At this point, you’ve probably heard of the Hulu series, The Handmaid’s Tale. Starring Mad Men’s Elisabeth Moss, the series is set in Gilead, a totalitarian and ultra-conservative Christian fundamentalist theocracy. This means that society is structured on the Bible (i.e. extreme patriarchy, with very Old Testament punishments meted out like gouging out eyeballs). It is based on Margaret Atwood’s dystopian book of the same name, published in 1985.
It follows the story of Offred, a “handmaid” in the house of Commander Fred Waterford. A handmaid is one of the last few fertile women left, the designated babymaker in every household of the (male) congregation leaders, whose wives are infertile because of environmental pollution. She fulfills her duty by having sex with her commander on the regular ー under the bitter and resentful eye of his wife, of course. Offred and the other handmaids are basically house property, so much so that the handmaid takes the names of their assigned commanders: as in Of + “Fred”, Of + “Glen”. As if that’s not ridiculous enough, the leaders of Gilead justify all this with the appropriate Biblical passages.
It’s a difficult watch for sure, but the show creates a world that reflects the rigid societal structures of Gilead while remaining beautiful, realistic, and human. Millennials won’t miss the fantastic composition, wonderful colors, and significant set design that brings the series up to speed to current times. Both Elisabeth Moss and Alexis Bledel (who plays Ofglen, another handmaids) bring so much raw emotion to their roles. Both register such compelling emotions in such subtle and multilayered ways. We can’t help but feel their seething rage while they maintain a veneer satisfying enough for the Eyes (a.k.a. spies) of Gilead.
These days it’s becoming increasingly difficult to tell fact from fiction. When Atwood wrote the novel in the mid-80s, she had no idea that infertility via toxins in the environment was only 30 years away from becoming reality (as is the looming possibility in China). Who knew that we would reverse all progress made over the last decades by insisting on the enslavement of women to her capacity to give birth? In our very own country, the access to contraceptive pills and implants is threatened by conservative religious communities.
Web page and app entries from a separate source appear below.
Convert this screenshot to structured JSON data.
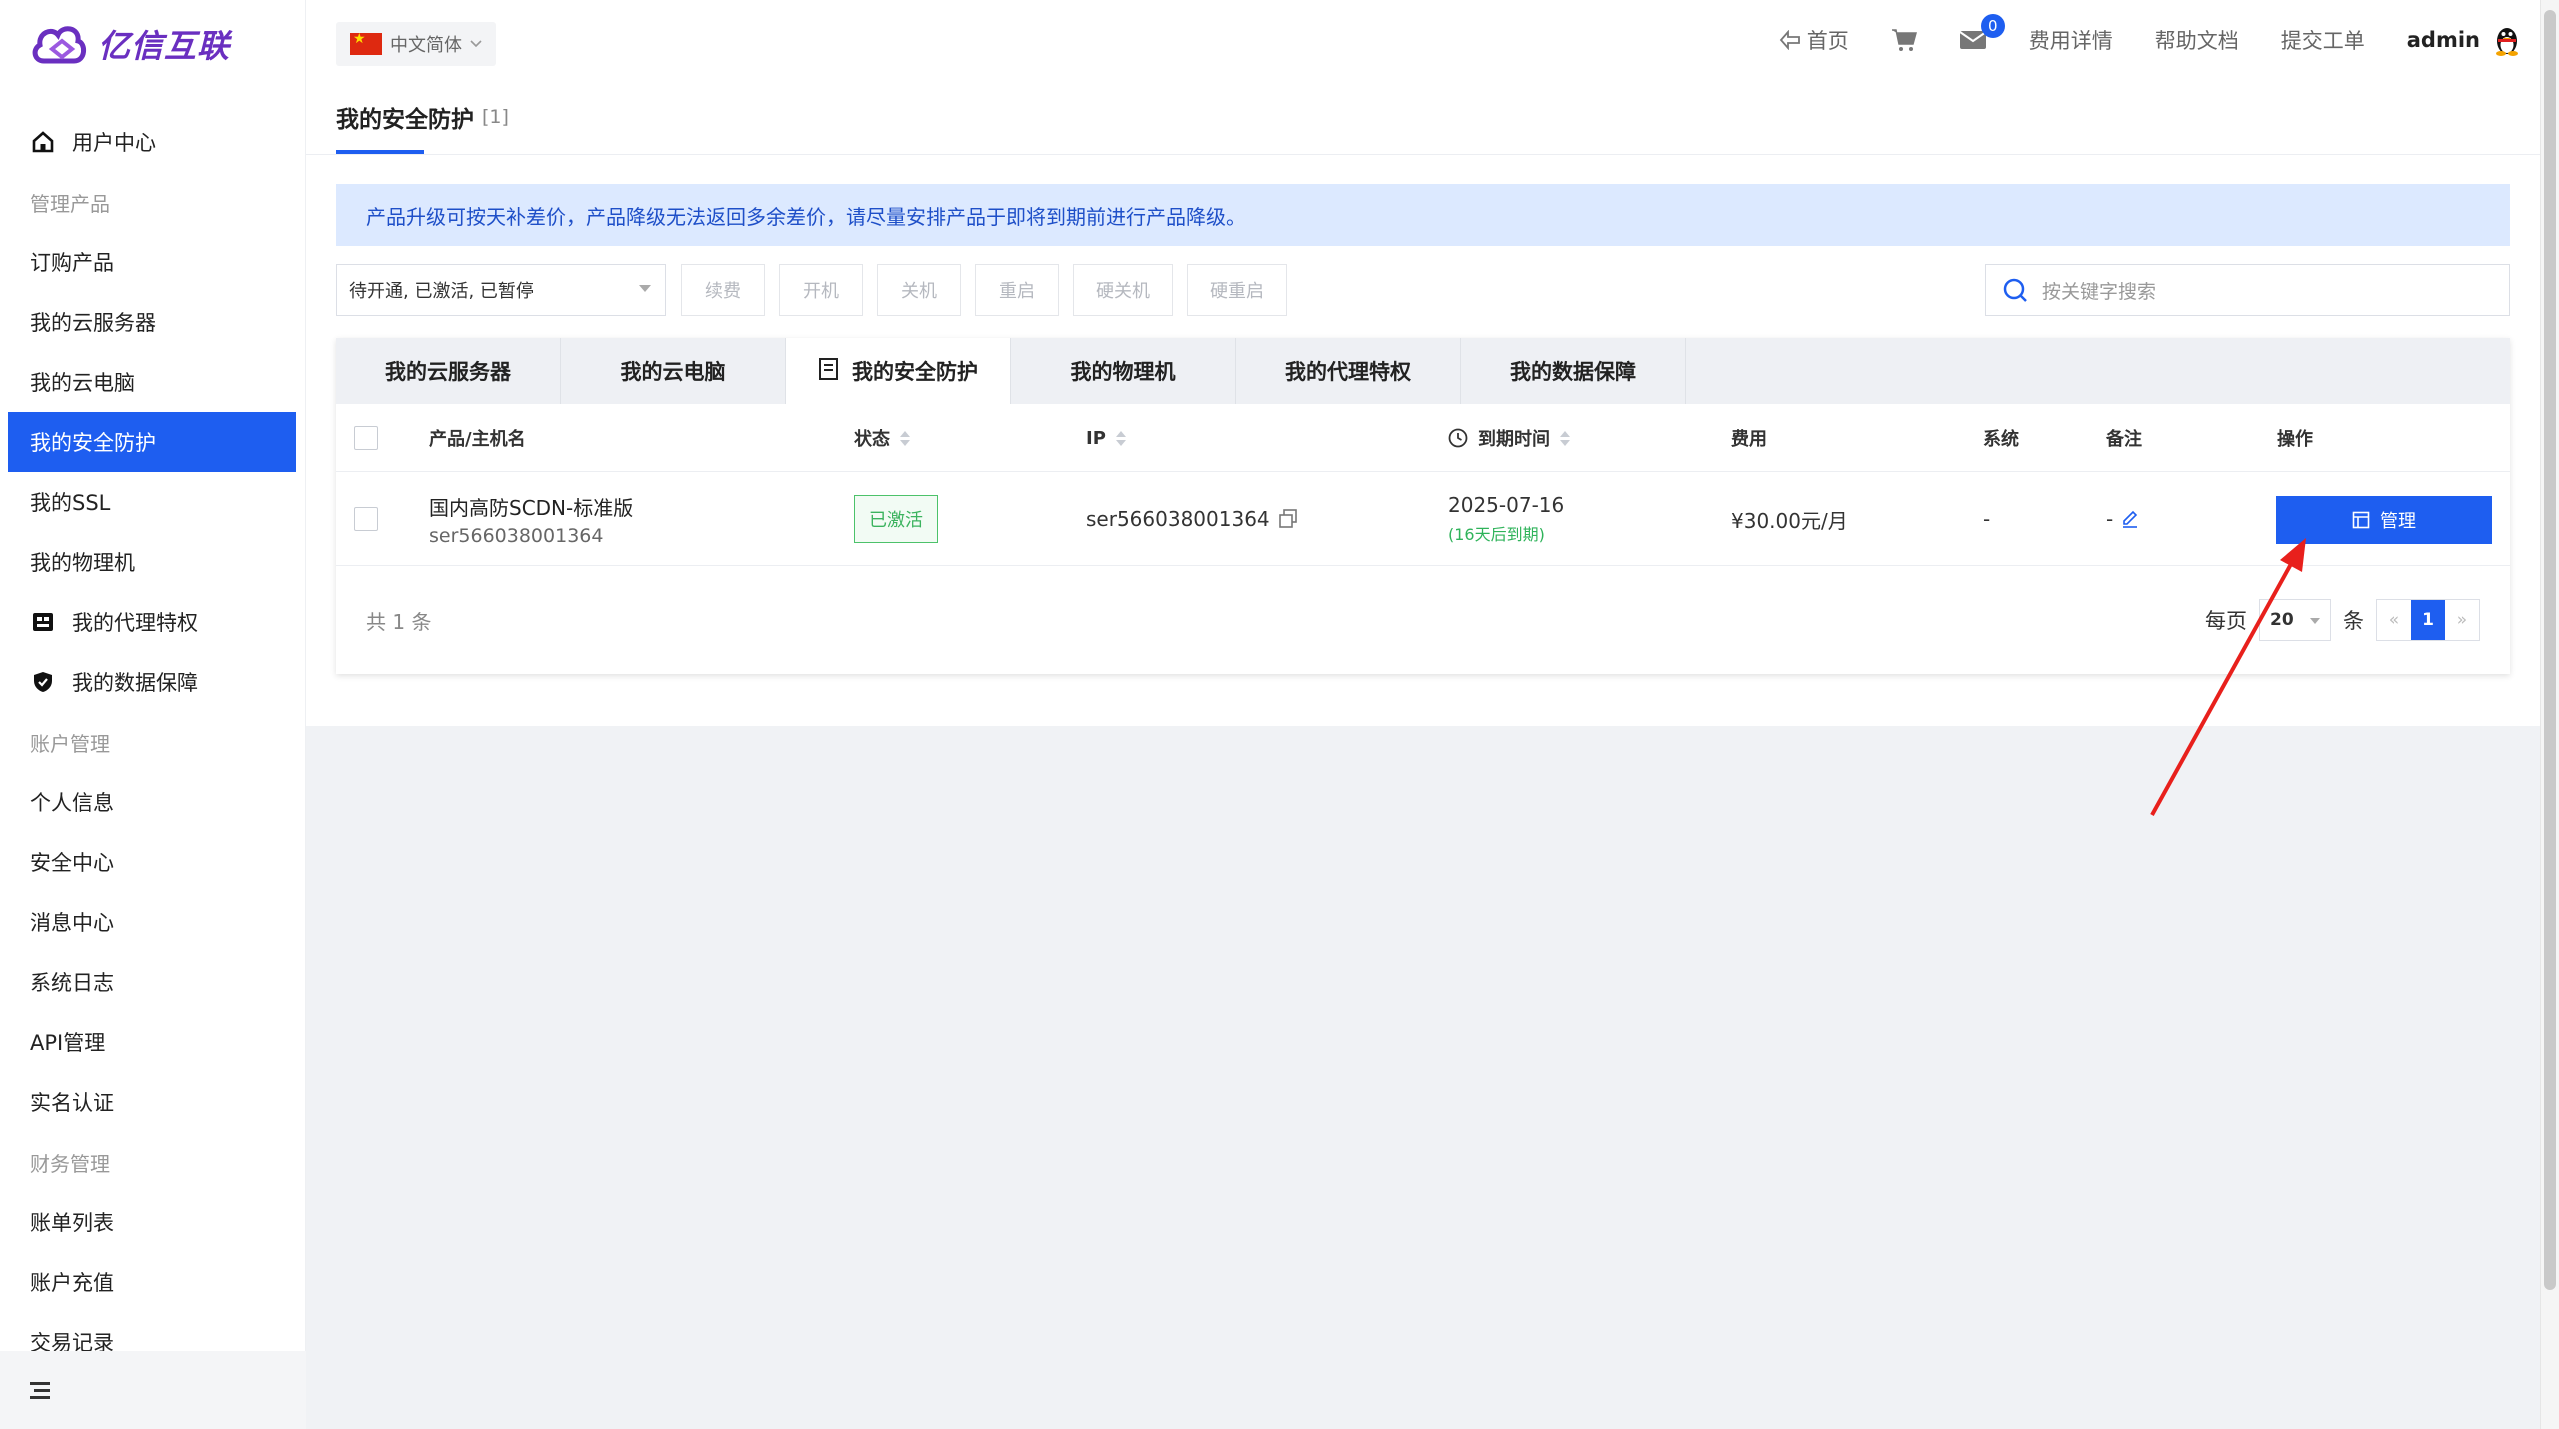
{
  "brand": {
    "name": "亿信互联",
    "accent": "#6a2fc0",
    "primary": "#1e5ef0"
  },
  "language": {
    "label": "中文简体"
  },
  "header": {
    "home": "首页",
    "cart_icon": "cart-icon",
    "mail_icon": "mail-icon",
    "mail_count": "0",
    "billing": "费用详情",
    "docs": "帮助文档",
    "ticket": "提交工单",
    "user": "admin"
  },
  "sidebar": {
    "items": [
      {
        "type": "item",
        "label": "用户中心",
        "icon": "home-icon"
      },
      {
        "type": "group",
        "label": "管理产品"
      },
      {
        "type": "item",
        "label": "订购产品"
      },
      {
        "type": "item",
        "label": "我的云服务器"
      },
      {
        "type": "item",
        "label": "我的云电脑"
      },
      {
        "type": "item",
        "label": "我的安全防护",
        "active": true
      },
      {
        "type": "item",
        "label": "我的SSL"
      },
      {
        "type": "item",
        "label": "我的物理机"
      },
      {
        "type": "item",
        "label": "我的代理特权",
        "icon": "store-icon"
      },
      {
        "type": "item",
        "label": "我的数据保障",
        "icon": "shield-icon"
      },
      {
        "type": "group",
        "label": "账户管理"
      },
      {
        "type": "item",
        "label": "个人信息"
      },
      {
        "type": "item",
        "label": "安全中心"
      },
      {
        "type": "item",
        "label": "消息中心"
      },
      {
        "type": "item",
        "label": "系统日志"
      },
      {
        "type": "item",
        "label": "API管理"
      },
      {
        "type": "item",
        "label": "实名认证"
      },
      {
        "type": "group",
        "label": "财务管理"
      },
      {
        "type": "item",
        "label": "账单列表"
      },
      {
        "type": "item",
        "label": "账户充值"
      },
      {
        "type": "item",
        "label": "交易记录"
      }
    ]
  },
  "page": {
    "title": "我的安全防护",
    "count": "[1]",
    "notice": "产品升级可按天补差价，产品降级无法返回多余差价，请尽量安排产品于即将到期前进行产品降级。"
  },
  "toolbar": {
    "status_filter": "待开通, 已激活, 已暂停",
    "buttons": [
      "续费",
      "开机",
      "关机",
      "重启",
      "硬关机",
      "硬重启"
    ],
    "search_placeholder": "按关键字搜索"
  },
  "tabs": [
    {
      "label": "我的云服务器"
    },
    {
      "label": "我的云电脑"
    },
    {
      "label": "我的安全防护",
      "active": true
    },
    {
      "label": "我的物理机"
    },
    {
      "label": "我的代理特权"
    },
    {
      "label": "我的数据保障"
    }
  ],
  "table": {
    "headers": {
      "product": "产品/主机名",
      "status": "状态",
      "ip": "IP",
      "expire": "到期时间",
      "fee": "费用",
      "system": "系统",
      "note": "备注",
      "action": "操作"
    },
    "rows": [
      {
        "product": "国内高防SCDN-标准版",
        "host": "ser566038001364",
        "status": "已激活",
        "ip": "ser566038001364",
        "expire_date": "2025-07-16",
        "expire_note": "(16天后到期)",
        "fee": "¥30.00元/月",
        "system": "-",
        "note": "-",
        "action": "管理"
      }
    ]
  },
  "pagination": {
    "total": "共 1 条",
    "per_page_label": "每页",
    "per_page": "20",
    "unit": "条",
    "prev": "«",
    "current": "1",
    "next": "»"
  },
  "sidebar_collapse_icon": "menu-collapse-icon"
}
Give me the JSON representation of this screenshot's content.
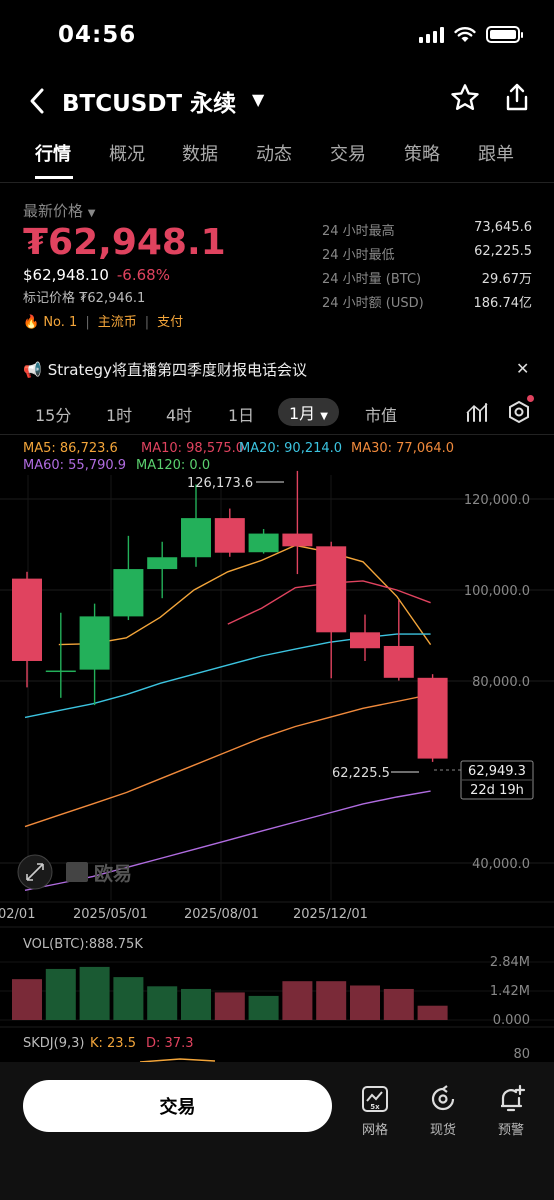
{
  "status": {
    "time": "04:56"
  },
  "header": {
    "symbol": "BTCUSDT 永续"
  },
  "tabs": [
    {
      "label": "行情"
    },
    {
      "label": "概况"
    },
    {
      "label": "数据"
    },
    {
      "label": "动态"
    },
    {
      "label": "交易"
    },
    {
      "label": "策略"
    },
    {
      "label": "跟单"
    }
  ],
  "price": {
    "label": "最新价格",
    "last": "₮62,948.1",
    "usd": "$62,948.10",
    "change": "-6.68%",
    "mark": "标记价格 ₮62,946.1",
    "tags": [
      "No. 1",
      "主流币",
      "支付"
    ]
  },
  "stats": [
    {
      "k": "24 小时最高",
      "v": "73,645.6"
    },
    {
      "k": "24 小时最低",
      "v": "62,225.5"
    },
    {
      "k": "24 小时量 (BTC)",
      "v": "29.67万"
    },
    {
      "k": "24 小时额 (USD)",
      "v": "186.74亿"
    }
  ],
  "notice": "Strategy将直播第四季度财报电话会议",
  "timeframes": [
    "15分",
    "1时",
    "4时",
    "1日",
    "1月",
    "市值"
  ],
  "colors": {
    "up": "#23b05a",
    "down": "#e0435f",
    "ma5": "#f3a53a",
    "ma10": "#e0435f",
    "ma20": "#3cc4e0",
    "ma30": "#f08a3c",
    "ma60": "#b06ce0",
    "ma120": "#5bd16f"
  },
  "chart_data": {
    "type": "candlestick",
    "ma_labels": {
      "ma5": "MA5: 86,723.6",
      "ma10": "MA10: 98,575.0",
      "ma20": "MA20: 90,214.0",
      "ma30": "MA30: 77,064.0",
      "ma60": "MA60: 55,790.9",
      "ma120": "MA120: 0.0"
    },
    "y_ticks": [
      "120,000.0",
      "100,000.0",
      "80,000.0",
      "40,000.0"
    ],
    "y_tick_values": [
      120000,
      100000,
      80000,
      40000
    ],
    "x_ticks": [
      "02/01",
      "2025/05/01",
      "2025/08/01",
      "2025/12/01"
    ],
    "high_label": "126,173.6",
    "low_label": "62,225.5",
    "current_price": "62,949.3",
    "countdown": "22d 19h",
    "watermark": "欧易",
    "candles": [
      {
        "o": 102500,
        "c": 84400,
        "h": 104000,
        "l": 78600
      },
      {
        "o": 82300,
        "c": 82300,
        "h": 95000,
        "l": 76300
      },
      {
        "o": 82500,
        "c": 94200,
        "h": 97000,
        "l": 74700
      },
      {
        "o": 94200,
        "c": 104600,
        "h": 111900,
        "l": 93400
      },
      {
        "o": 104600,
        "c": 107200,
        "h": 110600,
        "l": 98200
      },
      {
        "o": 107200,
        "c": 115800,
        "h": 123200,
        "l": 105100
      },
      {
        "o": 115800,
        "c": 108200,
        "h": 117900,
        "l": 107300
      },
      {
        "o": 108300,
        "c": 112400,
        "h": 113400,
        "l": 108000
      },
      {
        "o": 112400,
        "c": 109600,
        "h": 126173.6,
        "l": 103500
      },
      {
        "o": 109600,
        "c": 90700,
        "h": 110600,
        "l": 80600
      },
      {
        "o": 90700,
        "c": 87200,
        "h": 94600,
        "l": 84400
      },
      {
        "o": 87700,
        "c": 80700,
        "h": 97800,
        "l": 80100
      },
      {
        "o": 80700,
        "c": 62949.3,
        "h": 81500,
        "l": 62225.5
      }
    ],
    "ma_series": {
      "ma5": [
        null,
        88000,
        88200,
        89500,
        94000,
        100000,
        104000,
        106500,
        109800,
        108300,
        106200,
        98600,
        88000
      ],
      "ma10": [
        null,
        null,
        null,
        null,
        null,
        null,
        92500,
        96000,
        100500,
        101500,
        102000,
        100000,
        97200
      ],
      "ma20": [
        72000,
        73500,
        75000,
        77000,
        79500,
        81500,
        83500,
        85500,
        87000,
        88500,
        89500,
        90300,
        90300
      ],
      "ma30": [
        48000,
        50500,
        53000,
        55500,
        58500,
        61500,
        64500,
        67500,
        70000,
        72000,
        74000,
        75500,
        77000
      ],
      "ma60": [
        34000,
        35500,
        37000,
        39000,
        41000,
        43000,
        45000,
        47000,
        49000,
        51000,
        53000,
        54500,
        55800
      ]
    },
    "volume": {
      "label": "VOL(BTC):888.75K",
      "y_ticks": [
        "2.84M",
        "1.42M",
        "0.000"
      ],
      "y_tick_values": [
        2840000,
        1420000,
        0
      ],
      "values": [
        2000000,
        2500000,
        2600000,
        2100000,
        1650000,
        1520000,
        1350000,
        1180000,
        1900000,
        1900000,
        1690000,
        1520000,
        700000
      ]
    },
    "skdj": {
      "label": "SKDJ(9,3)",
      "k": "K: 23.5",
      "d": "D: 37.3",
      "y_tick": "80"
    }
  },
  "bottom": {
    "trade": "交易",
    "items": [
      {
        "label": "网格",
        "icon": "grid-chart-icon"
      },
      {
        "label": "现货",
        "icon": "spot-swap-icon"
      },
      {
        "label": "预警",
        "icon": "alert-bell-icon"
      }
    ]
  }
}
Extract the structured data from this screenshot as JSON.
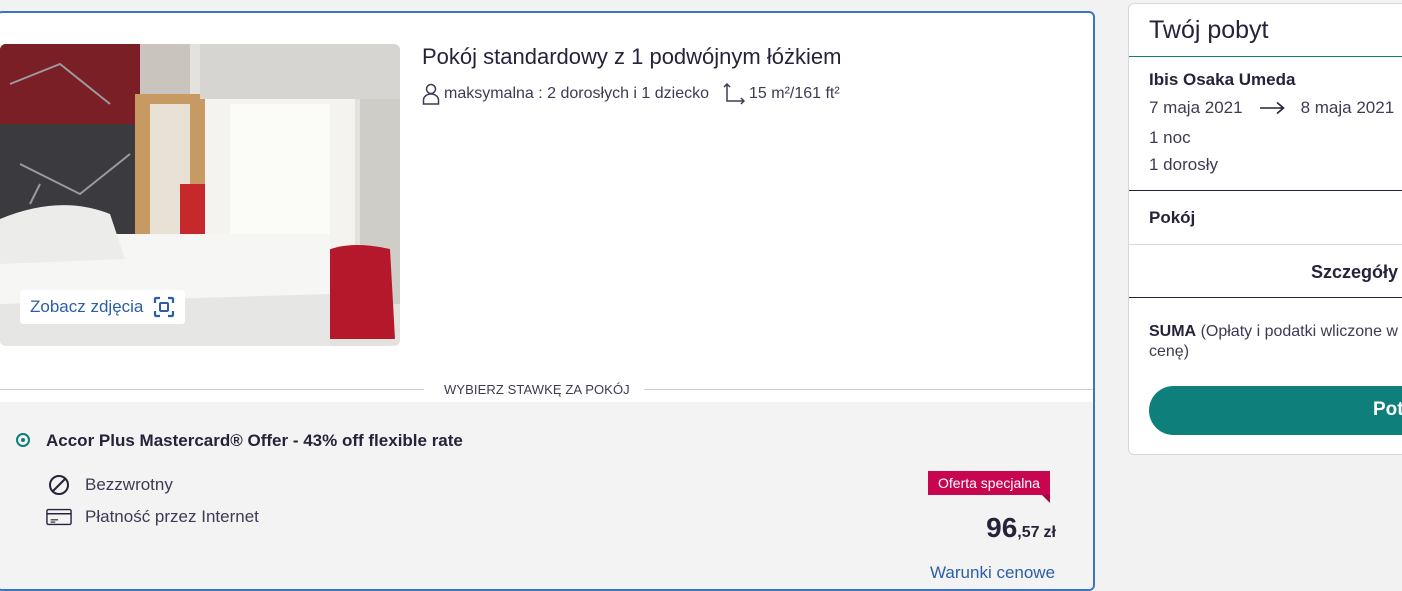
{
  "room": {
    "title": "Pokój standardowy z 1 podwójnym łóżkiem",
    "occupancy": "maksymalna : 2 dorosłych i 1 dziecko",
    "size": "15 m²/161 ft²",
    "photos_button": "Zobacz zdjęcia"
  },
  "rates_divider": "WYBIERZ STAWKĘ ZA POKÓJ",
  "rate": {
    "name": "Accor Plus Mastercard® Offer - 43% off flexible rate",
    "conditions": [
      "Bezzwrotny",
      "Płatność przez Internet"
    ],
    "badge": "Oferta specjalna",
    "price_integer": "96",
    "price_decimal": ",57",
    "currency": "zł",
    "terms_link": "Warunki cenowe"
  },
  "stay": {
    "title": "Twój pobyt",
    "hotel": "Ibis Osaka Umeda",
    "check_in": "7 maja 2021",
    "check_out": "8 maja 2021",
    "nights": "1 noc",
    "guests": "1 dorosły",
    "room_label": "Pokój",
    "details": "Szczegóły",
    "total_label": "SUMA",
    "total_note": "(Opłaty i podatki wliczone w cenę)",
    "confirm": "Pot"
  },
  "colors": {
    "accent_blue": "#3a74c4",
    "link_blue": "#2a5fa8",
    "teal": "#0e7f7a",
    "badge_red": "#c7064f"
  },
  "icons": [
    "person-icon",
    "area-icon",
    "gallery-icon",
    "no-refund-icon",
    "card-icon",
    "arrow-right-icon"
  ]
}
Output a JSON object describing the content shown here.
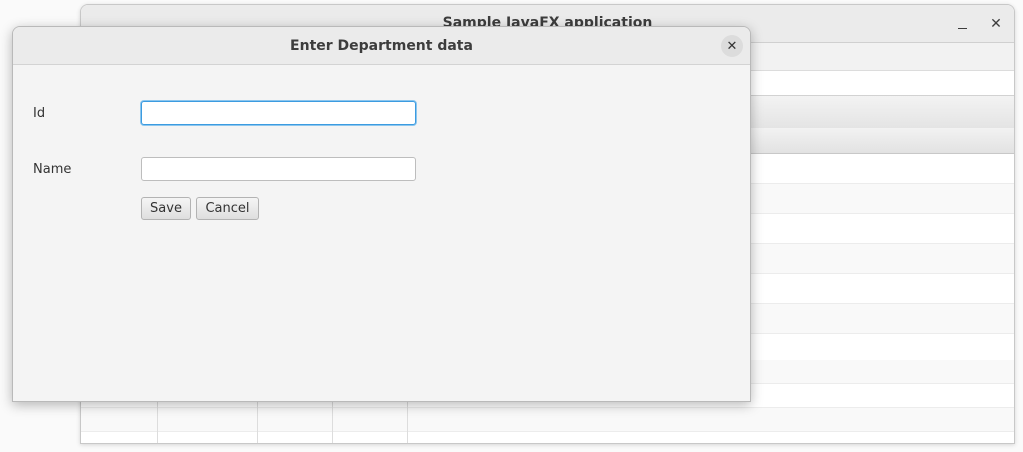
{
  "main_window": {
    "title": "Sample JavaFX application",
    "minimize_label": "–",
    "close_label": "✕"
  },
  "dialog": {
    "title": "Enter Department data",
    "close_label": "✕",
    "fields": {
      "id": {
        "label": "Id",
        "value": "",
        "placeholder": ""
      },
      "name": {
        "label": "Name",
        "value": "",
        "placeholder": ""
      }
    },
    "buttons": {
      "save": "Save",
      "cancel": "Cancel"
    }
  }
}
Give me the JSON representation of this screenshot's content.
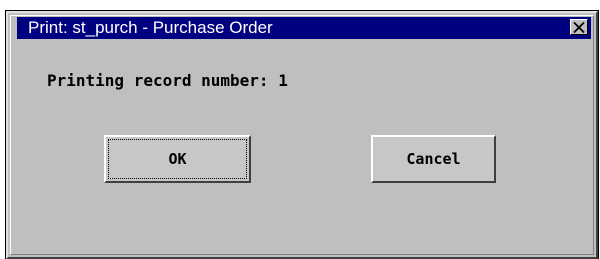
{
  "dialog": {
    "title": "Print: st_purch - Purchase Order",
    "close_icon": "close-icon",
    "message": "Printing record number: 1",
    "buttons": {
      "ok_label": "OK",
      "cancel_label": "Cancel"
    }
  },
  "colors": {
    "titlebar": "#000080",
    "title_text": "#ffffff",
    "dialog_face": "#bfbfbf"
  }
}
Abroad, Trump and the US Congress have threatened ーand have partly succeeded ー in de-funding pro-choice institutions such as Planned Parenthood. Today, racism, sexism, homophobia, and general cultural backwardness is the ugly throwback our generation reckons with.
It is easy to forget that oppressive religious beliefs are the foundations upon which many modern societies today were built. We see this with the Puritans and the Pilgrims in America: ultra-conservative Protestants who believed it was their God-given right to violently exile their new land’s true natives. (The Puritans first settled in New England, and this significance is not lost on Atwood, who set Gilead in Cambridge, Massachusetts, in New England.) We witness this even now, through ISIS and their extreme brand of Islam, seeking to establish their caliphate through ruthless violence, one town at a time. The show reminds us that the democracy that we enjoy now was fought for by countless men and women before us. It shows us how many centuries of religious oppression we have to counter to build the truly just and equitable society we all dream of. Lastly, it shows us how, if it could happen in modern America, it could happen here, too.
The Handmaid’s Tale depicts what happens when the wishes of a select few (men) come true. Through the eyes of characters like Offred and Ofglen, the show reminds us to treasure liberties we may be taking for granted, and we must borrow their steely determination and courage to make sure that the Republic of Gilead never reaches our shores. For this reason alone, to behold the strength and resolve of woman, The Handmaid’s Tale is a must-watch this season.